What to do: Return, from the data that follows, each line that holds the word "title".

(Interface dataset entries)

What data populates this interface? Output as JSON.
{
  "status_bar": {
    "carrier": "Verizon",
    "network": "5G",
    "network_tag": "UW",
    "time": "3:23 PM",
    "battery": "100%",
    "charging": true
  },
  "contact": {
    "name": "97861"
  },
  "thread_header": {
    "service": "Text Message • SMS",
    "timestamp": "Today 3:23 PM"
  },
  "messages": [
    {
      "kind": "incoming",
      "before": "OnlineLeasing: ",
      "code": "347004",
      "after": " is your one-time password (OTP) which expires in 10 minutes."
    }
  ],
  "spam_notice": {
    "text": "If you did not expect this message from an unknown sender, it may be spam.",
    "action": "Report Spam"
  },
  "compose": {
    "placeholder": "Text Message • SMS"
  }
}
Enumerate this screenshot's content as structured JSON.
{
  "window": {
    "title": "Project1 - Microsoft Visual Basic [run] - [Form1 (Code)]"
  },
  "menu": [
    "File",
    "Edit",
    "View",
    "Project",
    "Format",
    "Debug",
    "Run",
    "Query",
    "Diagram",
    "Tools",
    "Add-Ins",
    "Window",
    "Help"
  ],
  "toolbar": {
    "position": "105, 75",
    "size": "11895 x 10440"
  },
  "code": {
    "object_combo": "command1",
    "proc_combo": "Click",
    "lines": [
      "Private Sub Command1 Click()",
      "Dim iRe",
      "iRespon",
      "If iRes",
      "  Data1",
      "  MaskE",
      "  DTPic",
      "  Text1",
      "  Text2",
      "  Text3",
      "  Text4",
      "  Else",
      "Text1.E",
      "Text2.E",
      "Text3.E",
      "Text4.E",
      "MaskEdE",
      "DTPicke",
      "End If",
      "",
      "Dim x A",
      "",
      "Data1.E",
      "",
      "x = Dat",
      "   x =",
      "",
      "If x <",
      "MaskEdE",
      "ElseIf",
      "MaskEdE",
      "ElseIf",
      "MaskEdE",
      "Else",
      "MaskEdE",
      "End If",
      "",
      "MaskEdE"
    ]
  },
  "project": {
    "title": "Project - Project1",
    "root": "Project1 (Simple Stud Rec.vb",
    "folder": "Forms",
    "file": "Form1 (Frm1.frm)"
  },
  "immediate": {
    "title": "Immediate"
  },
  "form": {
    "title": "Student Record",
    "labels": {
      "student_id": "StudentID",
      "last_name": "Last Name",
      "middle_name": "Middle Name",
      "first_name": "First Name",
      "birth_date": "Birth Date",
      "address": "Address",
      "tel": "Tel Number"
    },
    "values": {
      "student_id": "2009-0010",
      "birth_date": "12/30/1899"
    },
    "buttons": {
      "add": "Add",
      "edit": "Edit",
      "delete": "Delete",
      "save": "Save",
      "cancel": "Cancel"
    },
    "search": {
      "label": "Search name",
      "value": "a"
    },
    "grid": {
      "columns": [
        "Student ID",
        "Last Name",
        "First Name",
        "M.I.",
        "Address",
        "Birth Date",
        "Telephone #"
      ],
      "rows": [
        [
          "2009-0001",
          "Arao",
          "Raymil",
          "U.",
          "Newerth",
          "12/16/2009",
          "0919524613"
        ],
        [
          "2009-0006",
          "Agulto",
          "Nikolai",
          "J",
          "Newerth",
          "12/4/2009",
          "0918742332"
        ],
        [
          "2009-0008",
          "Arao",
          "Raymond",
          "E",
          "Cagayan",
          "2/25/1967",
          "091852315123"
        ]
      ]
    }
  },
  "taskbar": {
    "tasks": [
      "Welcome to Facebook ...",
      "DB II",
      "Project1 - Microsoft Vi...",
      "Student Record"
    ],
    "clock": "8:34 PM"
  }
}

Reply:
    "title": "Project1 - Microsoft Visual Basic [run] - [Form1 (Code)]"
    "title": "Project - Project1",
    "title": "Immediate"
    "title": "Student Record",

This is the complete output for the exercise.